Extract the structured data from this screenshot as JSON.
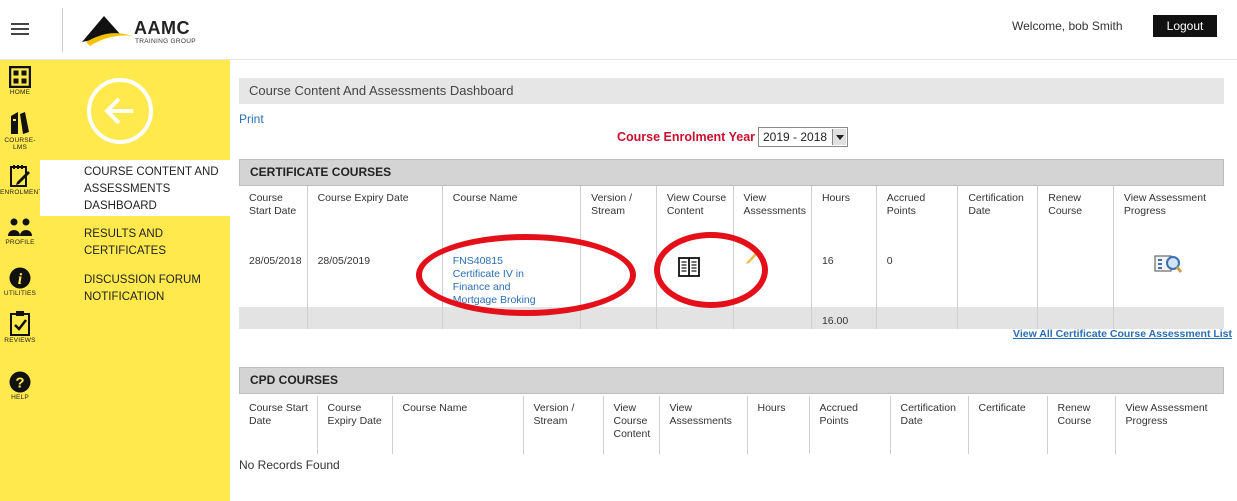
{
  "header": {
    "logo_text": "AAMC",
    "logo_subtext": "TRAINING GROUP",
    "welcome": "Welcome, bob Smith",
    "logout_label": "Logout"
  },
  "rail": {
    "items": [
      {
        "label": "HOME",
        "icon": "grid-icon"
      },
      {
        "label": "COURSE-LMS",
        "icon": "books-icon"
      },
      {
        "label": "ENROLMENTS",
        "icon": "notepad-pencil-icon"
      },
      {
        "label": "PROFILE",
        "icon": "people-icon"
      },
      {
        "label": "UTILITIES",
        "icon": "info-icon"
      },
      {
        "label": "REVIEWS",
        "icon": "clipboard-check-icon"
      },
      {
        "label": "HELP",
        "icon": "question-icon"
      }
    ]
  },
  "nav": {
    "back_icon": "arrow-left-circle-icon",
    "links": [
      "COURSE CONTENT AND ASSESSMENTS DASHBOARD",
      "RESULTS AND CERTIFICATES",
      "DISCUSSION FORUM",
      "NOTIFICATION"
    ]
  },
  "main": {
    "title": "Course Content And Assessments Dashboard",
    "print_label": "Print",
    "year_label": "Course Enrolment Year",
    "year_value": "2019 - 2018",
    "certificate": {
      "section_title": "CERTIFICATE COURSES",
      "columns": [
        "Course Start Date",
        "Course Expiry Date",
        "Course Name",
        "Version / Stream",
        "View Course Content",
        "View Assessments",
        "Hours",
        "Accrued Points",
        "Certification Date",
        "Renew Course",
        "View Assessment Progress"
      ],
      "rows": [
        {
          "start": "28/05/2018",
          "expiry": "28/05/2019",
          "name": "FNS40815 Certificate IV in Finance and Mortgage Broking",
          "version": "",
          "hours": "16",
          "points": "0",
          "cert_date": "",
          "renew": ""
        }
      ],
      "total_hours": "16.00",
      "view_all_label": "View All Certificate Course Assessment List"
    },
    "cpd": {
      "section_title": "CPD COURSES",
      "columns": [
        "Course Start Date",
        "Course Expiry Date",
        "Course Name",
        "Version / Stream",
        "View Course Content",
        "View Assessments",
        "Hours",
        "Accrued Points",
        "Certification Date",
        "Certificate",
        "Renew Course",
        "View Assessment Progress"
      ],
      "empty_label": "No Records Found"
    }
  },
  "colors": {
    "accent_yellow": "#ffe94d",
    "highlight_red": "#e3101a",
    "link_blue": "#2a6eb5",
    "label_red": "#c8102e"
  }
}
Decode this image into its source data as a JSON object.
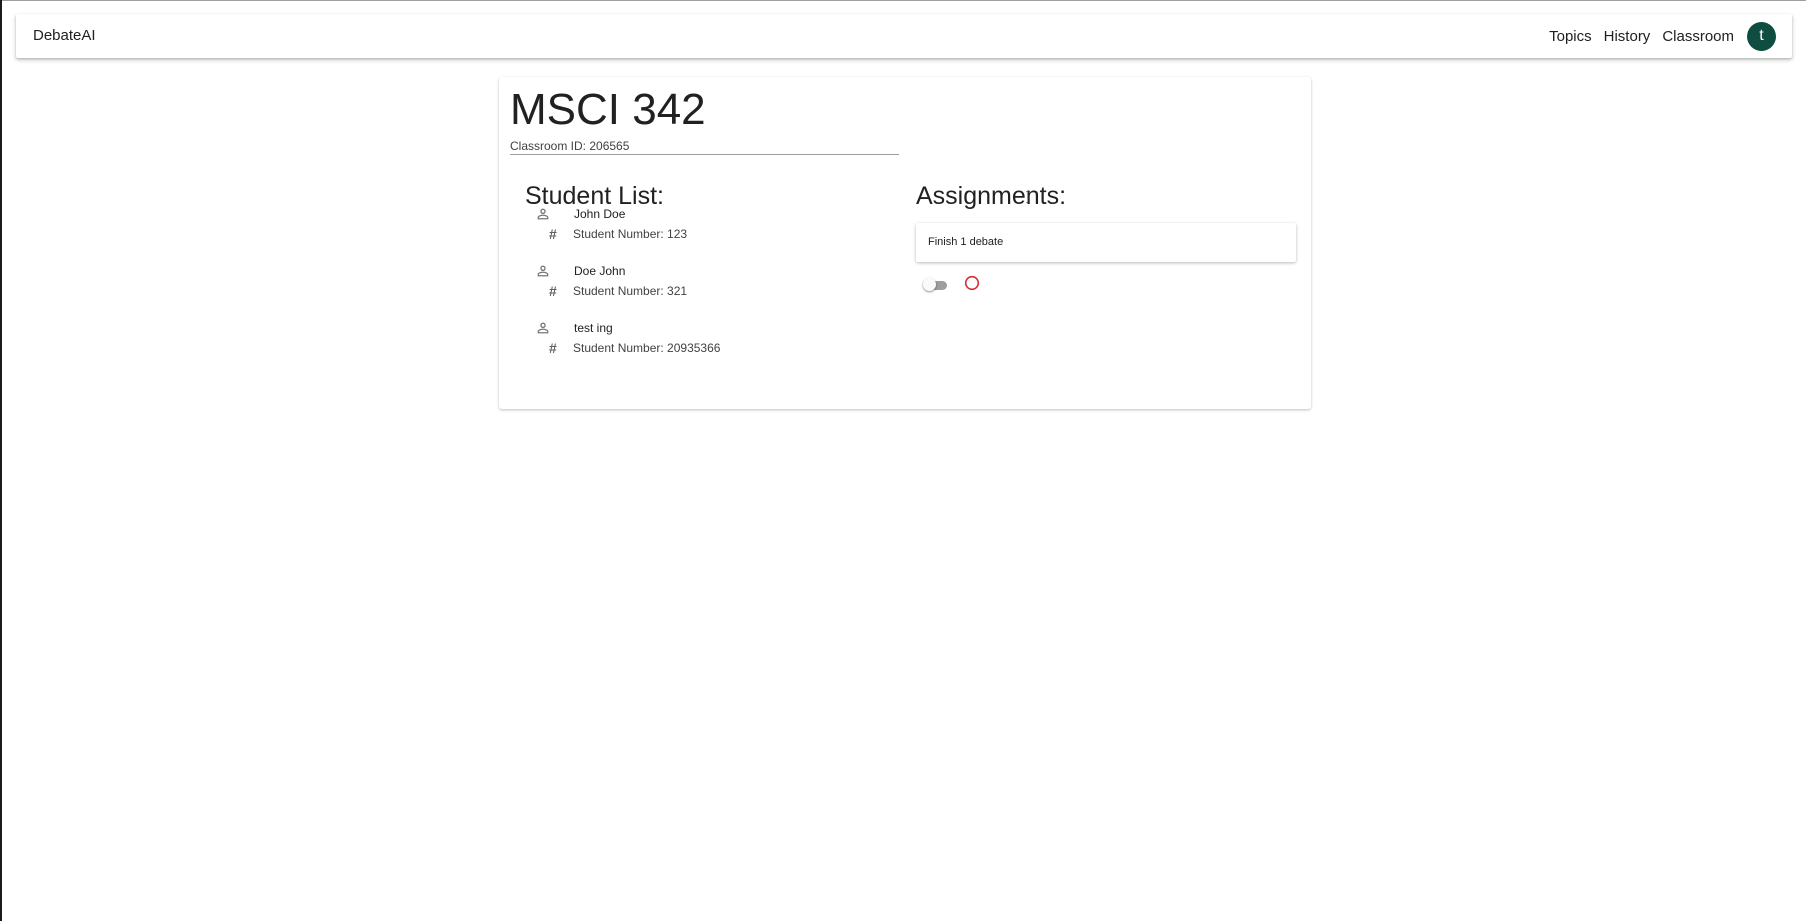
{
  "app": {
    "brand": "DebateAI",
    "nav": [
      "Topics",
      "History",
      "Classroom"
    ],
    "avatar_initial": "t",
    "avatar_color": "#0e4d3f"
  },
  "classroom": {
    "title": "MSCI 342",
    "id_text": "Classroom ID: 206565"
  },
  "students": {
    "heading": "Student List:",
    "items": [
      {
        "name": "John Doe",
        "number_text": "Student Number: 123"
      },
      {
        "name": "Doe John",
        "number_text": "Student Number: 321"
      },
      {
        "name": "test ing",
        "number_text": "Student Number: 20935366"
      }
    ]
  },
  "assignments": {
    "heading": "Assignments:",
    "items": [
      {
        "title": "Finish 1 debate"
      }
    ],
    "toggle_on": false,
    "delete_icon": "circle-outline-icon",
    "delete_color": "#d32f2f"
  },
  "icons": {
    "student": "person-outline-icon",
    "student_number": "hash-icon"
  }
}
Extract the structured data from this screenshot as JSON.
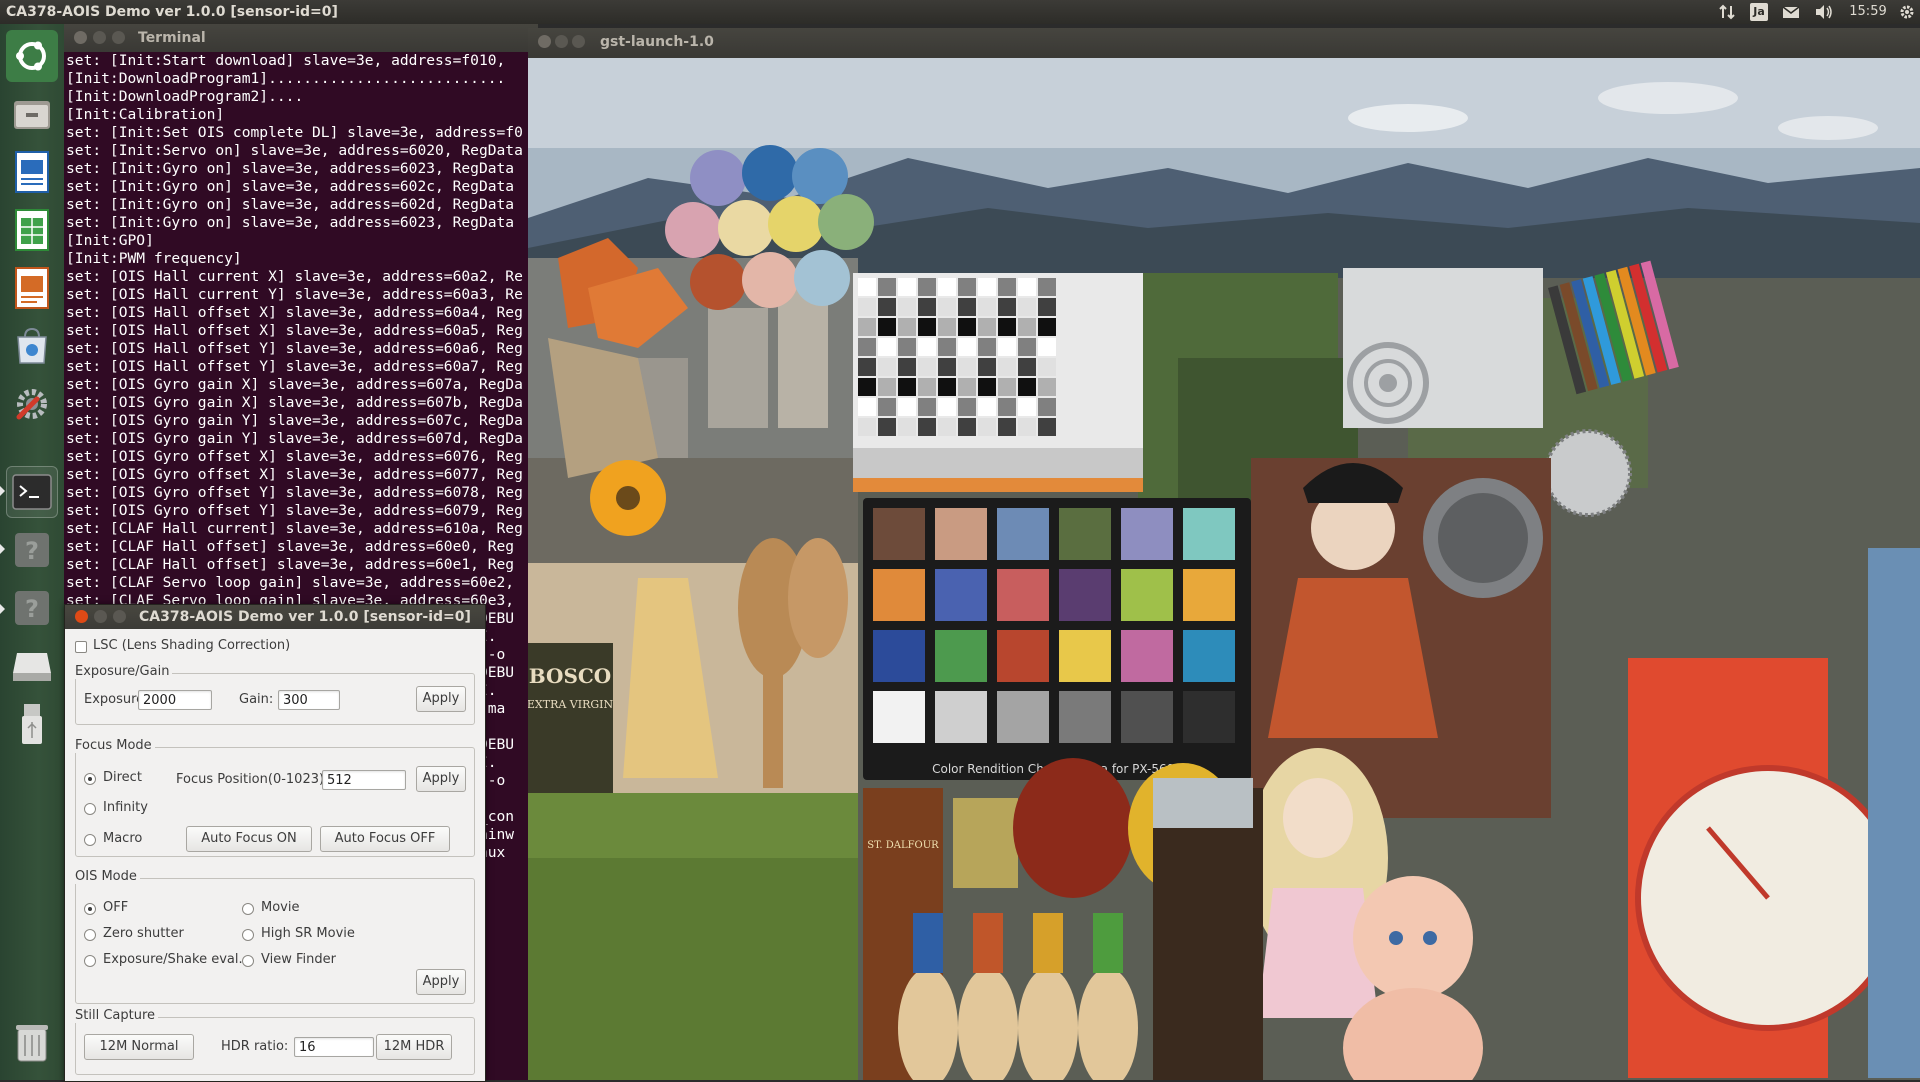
{
  "topbar": {
    "app_title": "CA378-AOIS  Demo  ver 1.0.0  [sensor-id=0]",
    "keyboard_layout": "Ja",
    "clock": "15:59"
  },
  "launcher": {
    "items": [
      "ubuntu-home-icon",
      "file-manager-icon",
      "writer-icon",
      "calc-icon",
      "impress-icon",
      "software-center-icon",
      "system-settings-icon",
      "terminal-icon",
      "unknown-app-icon",
      "unknown-app-icon",
      "drive-icon",
      "usb-drive-icon",
      "trash-icon"
    ]
  },
  "terminal": {
    "title": "Terminal",
    "lines": [
      "set: [Init:Start download] slave=3e, address=f010,",
      "[Init:DownloadProgram1]...........................",
      "[Init:DownloadProgram2]....",
      "[Init:Calibration]",
      "set: [Init:Set OIS complete DL] slave=3e, address=f0",
      "set: [Init:Servo on] slave=3e, address=6020, RegData",
      "set: [Init:Gyro on] slave=3e, address=6023, RegData",
      "set: [Init:Gyro on] slave=3e, address=602c, RegData",
      "set: [Init:Gyro on] slave=3e, address=602d, RegData",
      "set: [Init:Gyro on] slave=3e, address=6023, RegData",
      "[Init:GPO]",
      "[Init:PWM frequency]",
      "set: [OIS Hall current X] slave=3e, address=60a2, Re",
      "set: [OIS Hall current Y] slave=3e, address=60a3, Re",
      "set: [OIS Hall offset X] slave=3e, address=60a4, Reg",
      "set: [OIS Hall offset X] slave=3e, address=60a5, Reg",
      "set: [OIS Hall offset Y] slave=3e, address=60a6, Reg",
      "set: [OIS Hall offset Y] slave=3e, address=60a7, Reg",
      "set: [OIS Gyro gain X] slave=3e, address=607a, RegDa",
      "set: [OIS Gyro gain X] slave=3e, address=607b, RegDa",
      "set: [OIS Gyro gain Y] slave=3e, address=607c, RegDa",
      "set: [OIS Gyro gain Y] slave=3e, address=607d, RegDa",
      "set: [OIS Gyro offset X] slave=3e, address=6076, Reg",
      "set: [OIS Gyro offset X] slave=3e, address=6077, Reg",
      "set: [OIS Gyro offset Y] slave=3e, address=6078, Reg",
      "set: [OIS Gyro offset Y] slave=3e, address=6079, Reg",
      "set: [CLAF Hall current] slave=3e, address=610a, Reg",
      "set: [CLAF Hall offset] slave=3e, address=60e0, Reg",
      "set: [CLAF Hall offset] slave=3e, address=60e1, Reg",
      "set: [CLAF Servo loop gain] slave=3e, address=60e2,",
      "set: [CLAF Servo loop gain] slave=3e, address=60e3,",
      "                                              _DEBU",
      "                                              -I.",
      "                                              . -o",
      "                                              _DEBU",
      "                                              -I.",
      "                                              . ma",
      "",
      "                                              _DEBU",
      "                                              -I.",
      "                                              . -o",
      "",
      "                                              o_con",
      "                                              nainw",
      "                                              inux"
    ]
  },
  "viewer": {
    "title": "gst-launch-1.0",
    "chart_caption": "Color Rendition Chart Replica for PX-5600",
    "olive_label": "BOSCO",
    "olive_sublabel": "EXTRA VIRGIN",
    "jar_label": "ST. DALFOUR"
  },
  "dialog": {
    "title": "CA378-AOIS  Demo  ver 1.0.0  [sensor-id=0]",
    "lsc_label": "LSC (Lens Shading Correction)",
    "exposure_gain": {
      "group_label": "Exposure/Gain",
      "exposure_label": "Exposure:",
      "exposure_value": "2000",
      "gain_label": "Gain:",
      "gain_value": "300",
      "apply_label": "Apply"
    },
    "focus": {
      "group_label": "Focus Mode",
      "direct_label": "Direct",
      "infinity_label": "Infinity",
      "macro_label": "Macro",
      "position_label": "Focus Position(0-1023):",
      "position_value": "512",
      "apply_label": "Apply",
      "af_on_label": "Auto Focus ON",
      "af_off_label": "Auto Focus OFF"
    },
    "ois": {
      "group_label": "OIS Mode",
      "off_label": "OFF",
      "zero_shutter_label": "Zero shutter",
      "exposure_shake_label": "Exposure/Shake eval.",
      "movie_label": "Movie",
      "high_sr_movie_label": "High SR Movie",
      "view_finder_label": "View Finder",
      "apply_label": "Apply"
    },
    "still": {
      "group_label": "Still Capture",
      "normal_label": "12M Normal",
      "hdr_ratio_label": "HDR ratio:",
      "hdr_ratio_value": "16",
      "hdr_label": "12M HDR"
    }
  }
}
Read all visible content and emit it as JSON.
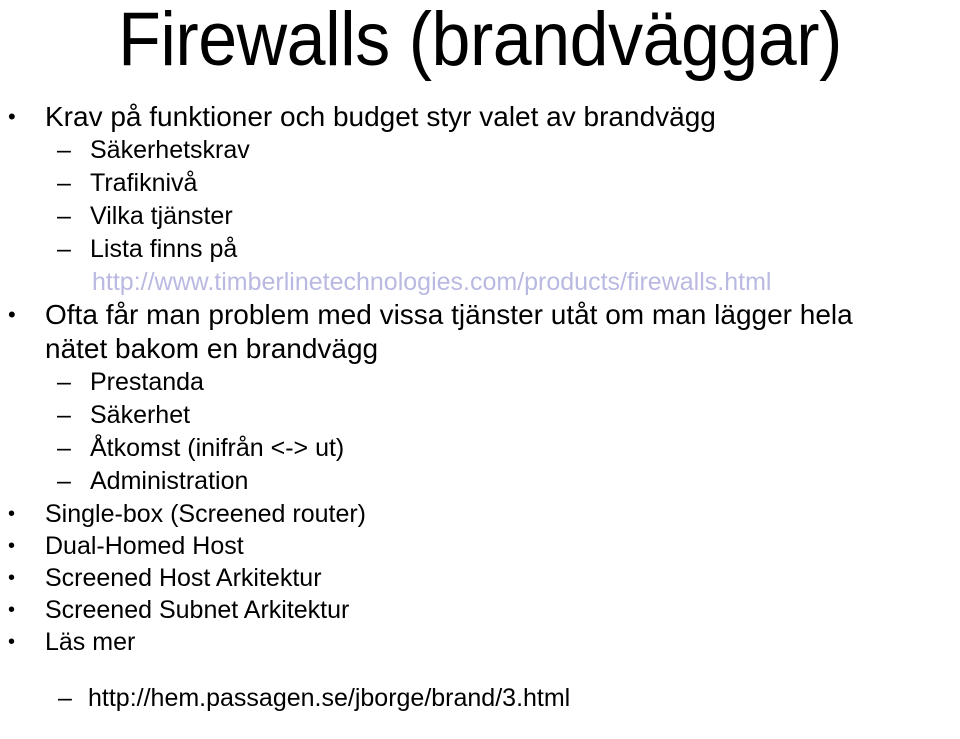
{
  "slide": {
    "title": "Firewalls (brandväggar)",
    "background_color": "#ffffff",
    "text_color": "#000000",
    "link_color": "#b9b9e2",
    "bullet_glyph_level1": "•",
    "bullet_glyph_level2": "–"
  },
  "content": {
    "b1": {
      "text": "Krav på funktioner och budget styr valet av brandvägg",
      "bullet": "•"
    },
    "b1s1": {
      "text": "Säkerhetskrav",
      "bullet": "–"
    },
    "b1s2": {
      "text": "Trafiknivå",
      "bullet": "–"
    },
    "b1s3": {
      "text": "Vilka tjänster",
      "bullet": "–"
    },
    "b1s4": {
      "text": "Lista finns på",
      "bullet": "–"
    },
    "b1s4_url": {
      "text": "http://www.timberlinetechnologies.com/products/firewalls.html"
    },
    "b2": {
      "line1": "Ofta får man problem med vissa tjänster utåt om man lägger hela",
      "line2": "nätet bakom en brandvägg",
      "bullet": "•"
    },
    "b2s1": {
      "text": "Prestanda",
      "bullet": "–"
    },
    "b2s2": {
      "text": "Säkerhet",
      "bullet": "–"
    },
    "b2s3": {
      "text": "Åtkomst (inifrån <-> ut)",
      "bullet": "–"
    },
    "b2s4": {
      "text": "Administration",
      "bullet": "–"
    },
    "b3": {
      "text": "Single-box (Screened router)",
      "bullet": "•"
    },
    "b4": {
      "text": "Dual-Homed Host",
      "bullet": "•"
    },
    "b5": {
      "text": "Screened Host Arkitektur",
      "bullet": "•"
    },
    "b6": {
      "text": "Screened Subnet Arkitektur",
      "bullet": "•"
    },
    "b7": {
      "text": "Läs mer",
      "bullet": "•"
    },
    "b7s1": {
      "text": "http://hem.passagen.se/jborge/brand/3.html",
      "bullet": "–"
    }
  }
}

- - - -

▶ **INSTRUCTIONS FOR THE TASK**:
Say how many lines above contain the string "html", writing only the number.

▶ **ANSWER BOX**:
2